A recent post by Malcolm Allan at Place Matters about the role that airports can play in the branding of places caught my attention. In working with small cities around the world I have been struck by the disconnect between many airports and the destination or city brand of their home area. Passing through some regional airports, with their blank walls and open spaces, its obvious most aren’t making an effort to communicate the strengths and personality of the surrounding region.
On a number of occasions I have waited for my flight home in a very sterile airport of a city where we have been working with an enthusiastic community to develop their brand strategy. Some of our client cities have approached their local airport without success in the hope of working with them to project a stronger local identity in parts of the airport usually without success.
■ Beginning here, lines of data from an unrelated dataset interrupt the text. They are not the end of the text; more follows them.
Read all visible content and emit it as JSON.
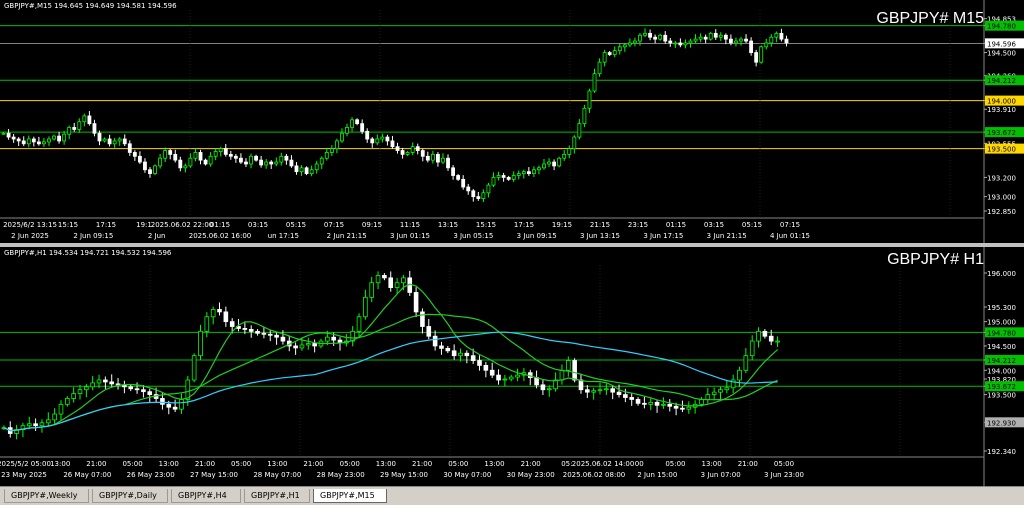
{
  "colors": {
    "bg": "#000000",
    "bull": "#00ff00",
    "bear": "#ffffff",
    "grid": "#4a4a4a",
    "green_line": "#00c000",
    "yellow_line": "#ffd700",
    "ma_cyan": "#33ccff",
    "ma_green": "#22cc22"
  },
  "m15": {
    "header": "GBPJPY#,M15  194.645 194.649 194.581 194.596",
    "symbol": "GBPJPY# M15",
    "prices": [
      {
        "text": "194.853",
        "kind": "plain"
      },
      {
        "text": "194.780",
        "kind": "green"
      },
      {
        "text": "194.596",
        "kind": "white"
      },
      {
        "text": "194.500",
        "kind": "plain"
      },
      {
        "text": "194.260",
        "kind": "plain"
      },
      {
        "text": "194.212",
        "kind": "green"
      },
      {
        "text": "193.910",
        "kind": "plain"
      },
      {
        "text": "194.000",
        "kind": "yellow"
      },
      {
        "text": "193.672",
        "kind": "green"
      },
      {
        "text": "193.555",
        "kind": "plain"
      },
      {
        "text": "193.500",
        "kind": "yellow"
      },
      {
        "text": "193.200",
        "kind": "plain"
      },
      {
        "text": "193.000",
        "kind": "plain"
      },
      {
        "text": "192.850",
        "kind": "plain"
      }
    ],
    "time_row1": [
      "2025/6/2 13:15",
      "15:15",
      "17:15",
      "19:1",
      "2025.06.02 22:00",
      "01:15",
      "03:15",
      "05:15",
      "07:15",
      "09:15",
      "11:15",
      "13:15",
      "15:15",
      "17:15",
      "19:15",
      "21:15",
      "23:15",
      "01:15",
      "03:15",
      "05:15",
      "07:15"
    ],
    "time_row2": [
      "2 Jun 2025",
      "2 Jun 09:15",
      "2 Jun",
      "2025.06.02 16:00",
      "un 17:15",
      "2 Jun 21:15",
      "3 Jun 01:15",
      "3 Jun 05:15",
      "3 Jun 09:15",
      "3 Jun 13:15",
      "3 Jun 17:15",
      "3 Jun 21:15",
      "4 Jun 01:15"
    ],
    "closes": [
      193.66,
      193.62,
      193.6,
      193.58,
      193.55,
      193.6,
      193.57,
      193.55,
      193.57,
      193.6,
      193.63,
      193.58,
      193.65,
      193.72,
      193.7,
      193.78,
      193.84,
      193.76,
      193.66,
      193.58,
      193.6,
      193.55,
      193.58,
      193.6,
      193.55,
      193.46,
      193.42,
      193.36,
      193.28,
      193.24,
      193.32,
      193.4,
      193.48,
      193.44,
      193.38,
      193.3,
      193.32,
      193.4,
      193.46,
      193.38,
      193.34,
      193.42,
      193.47,
      193.5,
      193.44,
      193.42,
      193.4,
      193.36,
      193.34,
      193.42,
      193.38,
      193.33,
      193.36,
      193.34,
      193.36,
      193.42,
      193.38,
      193.32,
      193.26,
      193.3,
      193.24,
      193.28,
      193.34,
      193.4,
      193.46,
      193.5,
      193.58,
      193.66,
      193.72,
      193.8,
      193.76,
      193.68,
      193.6,
      193.56,
      193.6,
      193.62,
      193.58,
      193.52,
      193.48,
      193.44,
      193.46,
      193.52,
      193.48,
      193.42,
      193.38,
      193.44,
      193.36,
      193.4,
      193.3,
      193.22,
      193.18,
      193.1,
      193.06,
      193.0,
      192.98,
      193.04,
      193.12,
      193.2,
      193.22,
      193.2,
      193.18,
      193.22,
      193.24,
      193.26,
      193.24,
      193.28,
      193.3,
      193.34,
      193.36,
      193.32,
      193.4,
      193.44,
      193.5,
      193.62,
      193.76,
      193.92,
      194.1,
      194.28,
      194.4,
      194.5,
      194.48,
      194.52,
      194.56,
      194.58,
      194.6,
      194.62,
      194.68,
      194.7,
      194.66,
      194.64,
      194.68,
      194.62,
      194.6,
      194.6,
      194.58,
      194.6,
      194.62,
      194.64,
      194.66,
      194.64,
      194.7,
      194.66,
      194.68,
      194.64,
      194.6,
      194.62,
      194.64,
      194.62,
      194.5,
      194.4,
      194.56,
      194.6,
      194.66,
      194.7,
      194.64,
      194.6
    ]
  },
  "h1": {
    "header": "GBPJPY#,H1  194.534 194.721 194.532 194.596",
    "symbol": "GBPJPY# H1",
    "prices": [
      {
        "text": "196.000",
        "kind": "plain"
      },
      {
        "text": "195.300",
        "kind": "plain"
      },
      {
        "text": "195.000",
        "kind": "plain"
      },
      {
        "text": "194.780",
        "kind": "green"
      },
      {
        "text": "194.500",
        "kind": "plain"
      },
      {
        "text": "194.212",
        "kind": "green"
      },
      {
        "text": "194.000",
        "kind": "plain"
      },
      {
        "text": "193.820",
        "kind": "plain"
      },
      {
        "text": "193.672",
        "kind": "green"
      },
      {
        "text": "193.500",
        "kind": "plain"
      },
      {
        "text": "192.930",
        "kind": "gray"
      },
      {
        "text": "192.340",
        "kind": "plain"
      }
    ],
    "time_row1": [
      "2025/5/2 05:00",
      "13:00",
      "21:00",
      "05:00",
      "13:00",
      "21:00",
      "05:00",
      "13:00",
      "21:00",
      "05:00",
      "13:00",
      "21:00",
      "05:00",
      "13:00",
      "21:00",
      "05:",
      "2025.06.02 14:00",
      "00",
      "05:00",
      "13:00",
      "21:00",
      "05:00"
    ],
    "time_row2": [
      "23 May 2025",
      "26 May 07:00",
      "26 May 23:00",
      "27 May 15:00",
      "28 May 07:00",
      "28 May 23:00",
      "29 May 15:00",
      "30 May 07:00",
      "30 May 23:00",
      "2025.06.02 08:00",
      "2 Jun 15:00",
      "3 Jun 07:00",
      "3 Jun 23:00"
    ],
    "closes": [
      192.82,
      192.7,
      192.78,
      192.86,
      192.9,
      192.86,
      192.92,
      192.98,
      193.1,
      193.3,
      193.42,
      193.52,
      193.6,
      193.66,
      193.74,
      193.8,
      193.76,
      193.72,
      193.7,
      193.66,
      193.62,
      193.6,
      193.56,
      193.5,
      193.42,
      193.3,
      193.24,
      193.2,
      193.4,
      193.8,
      194.3,
      194.8,
      195.1,
      195.25,
      195.2,
      195.0,
      194.9,
      194.86,
      194.84,
      194.8,
      194.76,
      194.74,
      194.72,
      194.68,
      194.6,
      194.5,
      194.46,
      194.52,
      194.55,
      194.5,
      194.6,
      194.68,
      194.62,
      194.56,
      194.6,
      194.8,
      195.1,
      195.5,
      195.8,
      195.95,
      195.9,
      195.7,
      195.8,
      195.9,
      195.6,
      195.2,
      194.9,
      194.7,
      194.5,
      194.45,
      194.4,
      194.3,
      194.35,
      194.3,
      194.2,
      194.1,
      194.0,
      193.9,
      193.8,
      193.82,
      193.86,
      193.9,
      193.95,
      193.85,
      193.7,
      193.6,
      193.62,
      193.8,
      194.0,
      194.2,
      193.8,
      193.6,
      193.55,
      193.58,
      193.6,
      193.62,
      193.55,
      193.5,
      193.44,
      193.4,
      193.32,
      193.3,
      193.34,
      193.28,
      193.3,
      193.26,
      193.22,
      193.2,
      193.24,
      193.3,
      193.4,
      193.5,
      193.55,
      193.6,
      193.64,
      193.8,
      194.0,
      194.3,
      194.6,
      194.8,
      194.7,
      194.6,
      194.6
    ]
  },
  "tabs": [
    {
      "label": "GBPJPY#,Weekly",
      "active": false
    },
    {
      "label": "GBPJPY#,Daily",
      "active": false
    },
    {
      "label": "GBPJPY#,H4",
      "active": false
    },
    {
      "label": "GBPJPY#,H1",
      "active": false
    },
    {
      "label": "GBPJPY#,M15",
      "active": true
    }
  ]
}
Malcolm Allan spotlighted the opportunities in a presentation at the annual European Regional Airports conference in Madrid. He advocated that airports should be involved in city region brand strategies. He advocates this because airports are a major driver of local economic development in terms of job generation, workforce expenditure, investment in direct business services and indirectly through visitor expenditure. They also have an important role to play in that they are, like rail termini, a "brand gateway". They are a place where visitors get a first "taste" of the brand offer in action and up-to-date information on its offer to reinforce any pre-trip research they may have undertaken.
I am very fortunate that my home airport (pictured) in Portland (PDX) is an exception. It constantly works at being a welcoming gateway to Portland and Oregon through local merchandise, food, wine, culture and art, and displays. Any wonder that passengers vote for it as on of the best airports in the USA.